Today, historian Rob Zaretsky tells how we can fail when we focus on winning.
The University of Houston presents this series about the machines that make
our civilization run, and the people whose ingenuity created them.
As the Tour de France ends, an equally grueling kind of
tour begins in the US. On campuses across the country, students enroll in that
odd American institution, the Great Books course. Both contests, so seemingly
different, were invented for similar reasons. And both reflect unhappy changes
in our societies.
The Tour, created in 1902, responded to great changes in France: growing
industrialization, more leisure time, and new technologies. The Tour also helped
turn the nation's rural and urban workers into Frenchmen. The epic race introduced
these rising classes to France's diversity of landscapes and peoples, as well as
virtues of the republic -- discipline, teamwork, and dedication.
Fifty years later, Robert Hutchins at the University of Chicago unveiled
the Great Books: a collection of the literary and philosophical masterworks.
Hutchins' ambition was as heroic and didactic as the Tour de France: to civilize post-war
America with the writings of the ancients and moderns.
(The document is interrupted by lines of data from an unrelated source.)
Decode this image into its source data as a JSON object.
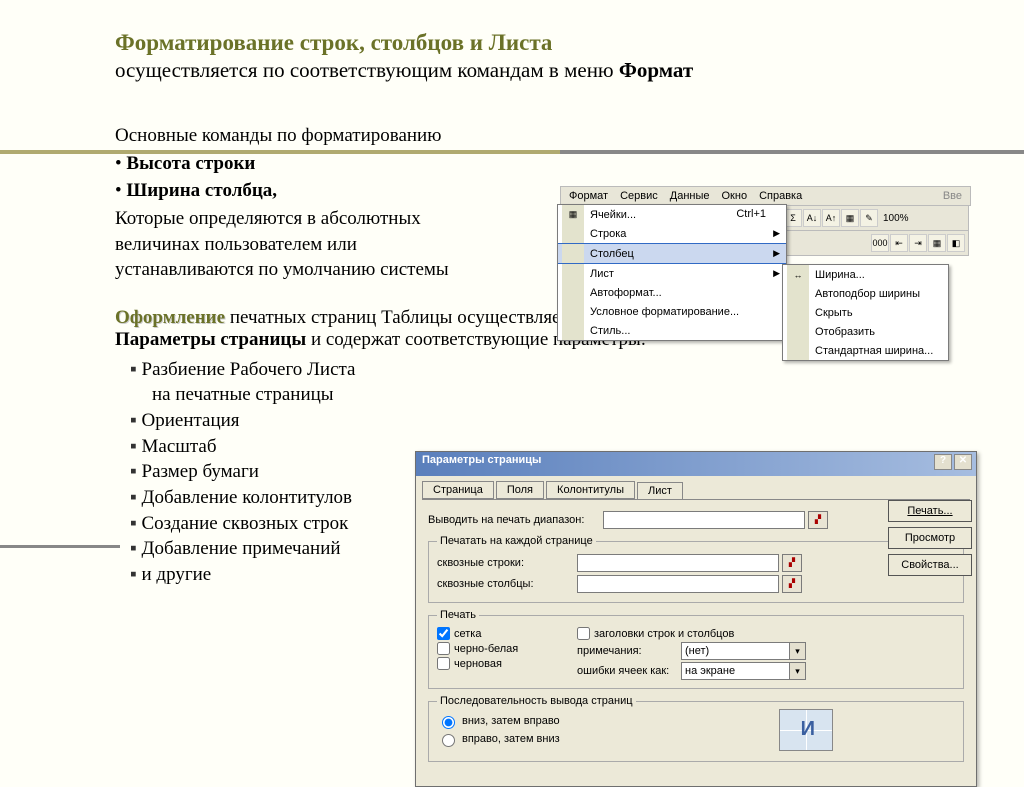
{
  "title": "Форматирование строк, столбцов и Листа",
  "subtitle_plain": "осуществляется   по соответствующим командам в меню ",
  "subtitle_bold": "Формат",
  "section1": {
    "intro": "Основные команды по форматированию",
    "b1": "Высота строки",
    "b2": "Ширина столбца,",
    "rest": "Которые определяются в абсолютных величинах пользователем или устанавливаются по умолчанию системы"
  },
  "menubar": [
    "Формат",
    "Сервис",
    "Данные",
    "Окно",
    "Справка"
  ],
  "toolbar_tail": "Вве",
  "zoom": "100%",
  "menu": {
    "cells": "Ячейки...",
    "cells_shortcut": "Ctrl+1",
    "row": "Строка",
    "column": "Столбец",
    "sheet": "Лист",
    "autoformat": "Автоформат...",
    "condfmt": "Условное форматирование...",
    "style": "Стиль..."
  },
  "submenu": {
    "width": "Ширина...",
    "autofit": "Автоподбор ширины",
    "hide": "Скрыть",
    "unhide": "Отобразить",
    "stdwidth": "Стандартная ширина..."
  },
  "section2": {
    "ofrm": "Оформление",
    "tail1": "  печатных страниц Таблицы осуществляется с помощью команды",
    "params_bold": "Параметры страницы",
    "tail2": " и содержат соответствующие параметры:"
  },
  "params": [
    "Разбиение Рабочего Листа",
    "   на печатные страницы",
    "Ориентация",
    "Масштаб",
    "Размер бумаги",
    "Добавление колонтитулов",
    "Создание сквозных строк",
    "Добавление примечаний",
    "и другие"
  ],
  "dialog": {
    "title": "Параметры страницы",
    "tabs": [
      "Страница",
      "Поля",
      "Колонтитулы",
      "Лист"
    ],
    "print_range": "Выводить на печать диапазон:",
    "each_page_group": "Печатать на каждой странице",
    "through_rows": "сквозные строки:",
    "through_cols": "сквозные столбцы:",
    "print_group": "Печать",
    "grid": "сетка",
    "bw": "черно-белая",
    "draft": "черновая",
    "headings": "заголовки строк и столбцов",
    "notes_lbl": "примечания:",
    "notes_val": "(нет)",
    "errors_lbl": "ошибки ячеек как:",
    "errors_val": "на экране",
    "order_group": "Последовательность вывода страниц",
    "order_down": "вниз, затем вправо",
    "order_right": "вправо, затем вниз",
    "btn_print": "Печать...",
    "btn_preview": "Просмотр",
    "btn_props": "Свойства..."
  }
}
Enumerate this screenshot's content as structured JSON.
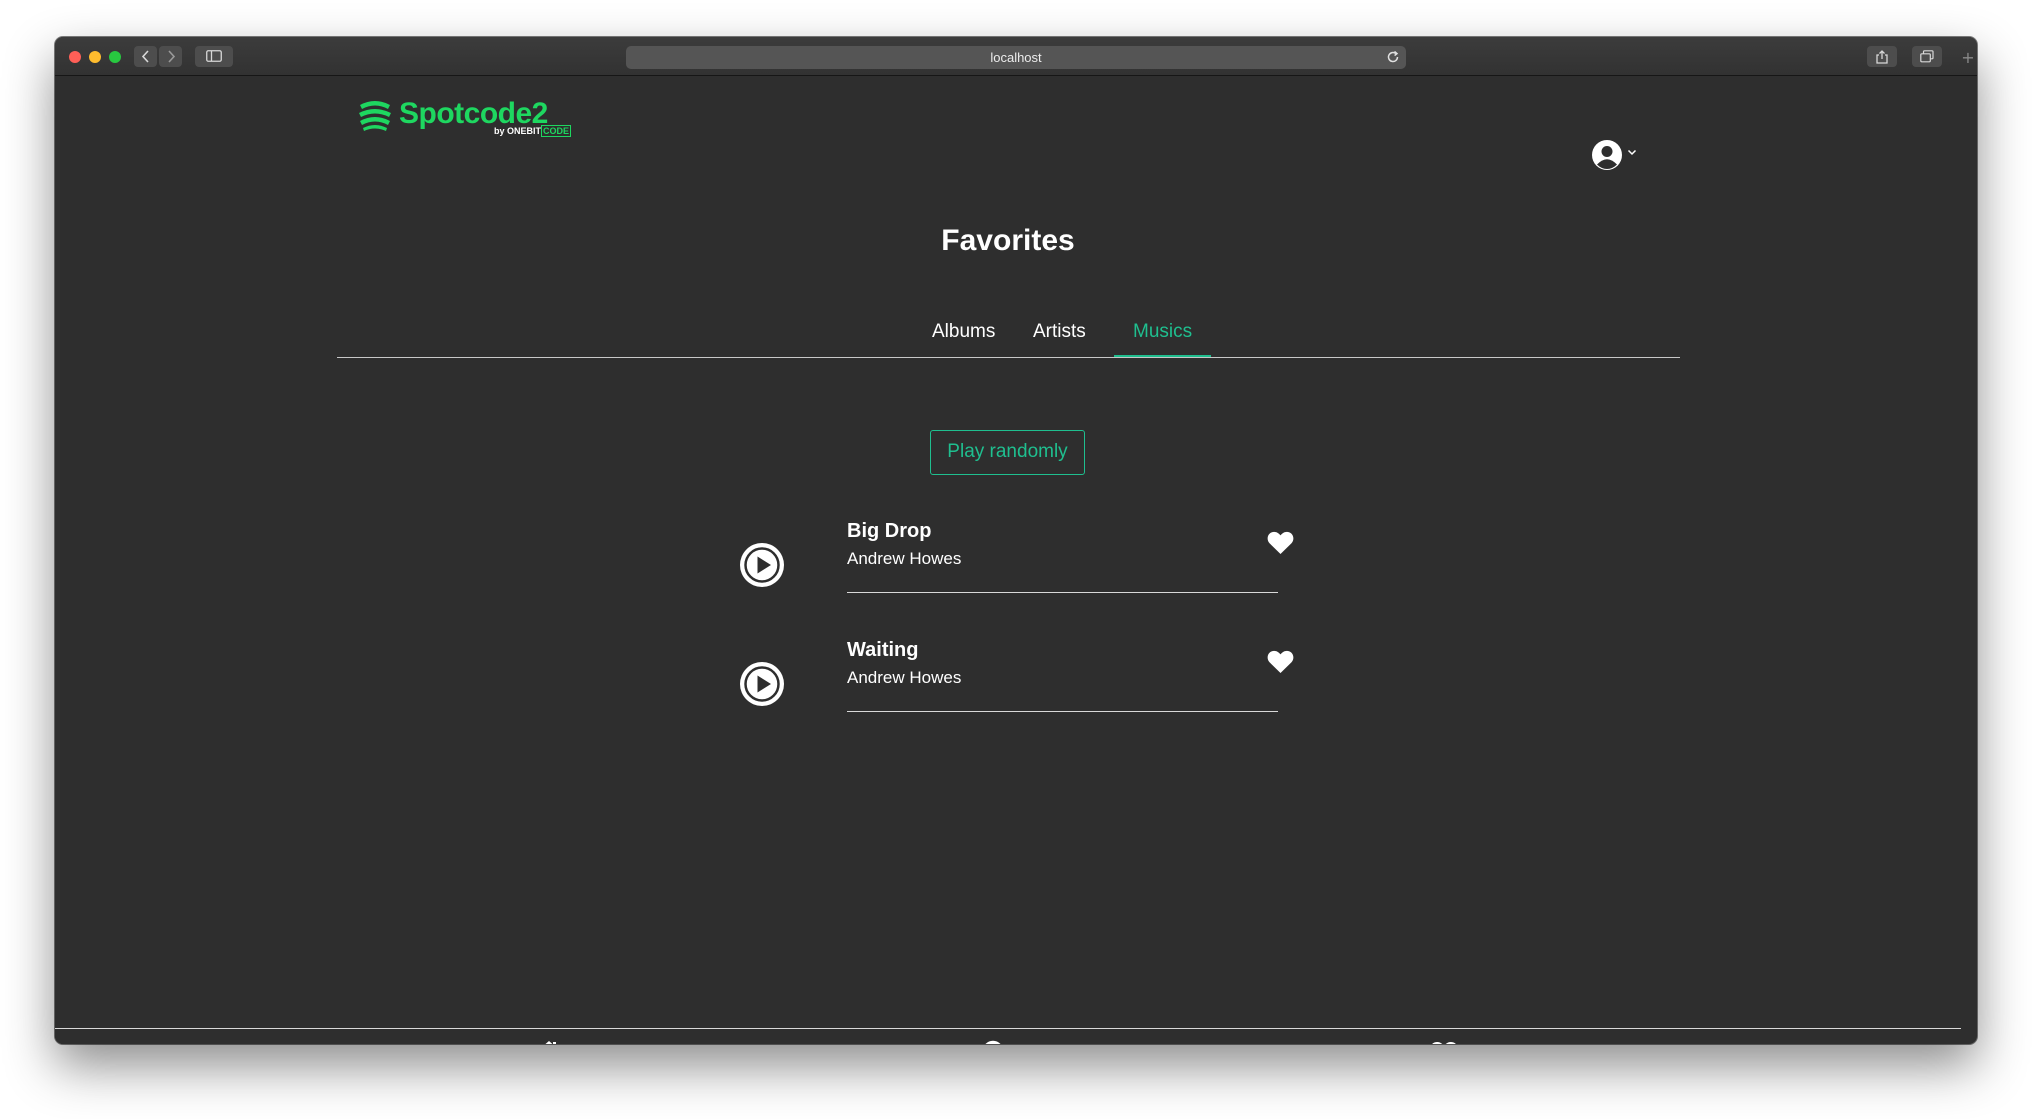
{
  "browser": {
    "url": "localhost"
  },
  "header": {
    "logo_text": "Spotcode2",
    "logo_by": "by",
    "logo_brand": "ONEBIT",
    "logo_brand_code": "CODE",
    "user_icon": "user-circle-icon",
    "dropdown_icon": "chevron-down-icon"
  },
  "page": {
    "title": "Favorites"
  },
  "tabs": [
    {
      "label": "Albums",
      "active": false
    },
    {
      "label": "Artists",
      "active": false
    },
    {
      "label": "Musics",
      "active": true
    }
  ],
  "actions": {
    "play_randomly_label": "Play randomly"
  },
  "tracks": [
    {
      "title": "Big Drop",
      "artist": "Andrew Howes",
      "favorite": true
    },
    {
      "title": "Waiting",
      "artist": "Andrew Howes",
      "favorite": true
    }
  ],
  "bottom_nav": [
    {
      "icon": "home-icon"
    },
    {
      "icon": "search-icon"
    },
    {
      "icon": "heart-icon"
    }
  ],
  "colors": {
    "accent": "#1fbf8f",
    "brand": "#1ed760",
    "background": "#2e2e2e",
    "text": "#ffffff"
  }
}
Hutchins wanted the American
middle class, so many of whom hailed from humble backgrounds, to join what he called
"the great conversation." The Great Books led to the creation of countless world
literature and civilization survey courses, ranging from Homer (the Greek) to Homer
Both marathons demand a nearly superhuman effort -- an effort that, in turn, reveals
the humanity of its participants. But the technological and social changes that first
created these contests have also overtaken them. Doping scandals have shaken the Tour.
Why the scandal, though? The cyclists aren't fools, but they use a new calculus.
They consider the odds of getting caught by a random-testing system, and add their
technological edge over the testers. They then weigh these risks against the rewards
of winning the race. The choice seems clear, no?
At the same time, cheating grows in academia. The testers -- professors -- increasingly
require students to turn in their papers to on-line programs that test them for plagiarism.
But the students aren't dissuaded, for they use the same logic used by many cyclists.
We live in a world that places winning above all else, in which an education leads to a
job, and isn't an end in itself; a means to make money, not a commitment to intellectual
growth. Isn't it as rational to treat papers the way that the cyclists seem to treat the
Tour: not a test of one's abilities, but an obstacle path to be overcome by any and all means?
But the fans insisted on a real contest among human beings, struggling against nature's limits.
That's why they booed cyclists suspected of doping. They wanted them to achieve greatness
by pushing against the confines of their natural constitution, not to change that constitution.
So, too, with teachers. We want students to test their limits, not their wits against the
system's limits. How else might the greatness of our conversation and character survive?
I'm Rob Zaretsky, at the University of Houston,
where we're interested in the way inventive minds
C. Thompson, The Tour de France: A Cultural History. (Berkeley: University of California Press, 2006.)
Barbara Francis' book, Other People's Words,
offers guidance to teachers and students struggling with the problem of plagiarism.
A peloton, or starting cluster, of Tour de France bikers -- temporarily sharing their aggregate aerodynamic
advantage. Soon, the peloton will break apart as individuals seek to become the champion. (Image courtesy of Wikipedia)
The Engines of Our Ingenuity is
Copyright © 1988-2006 by John H.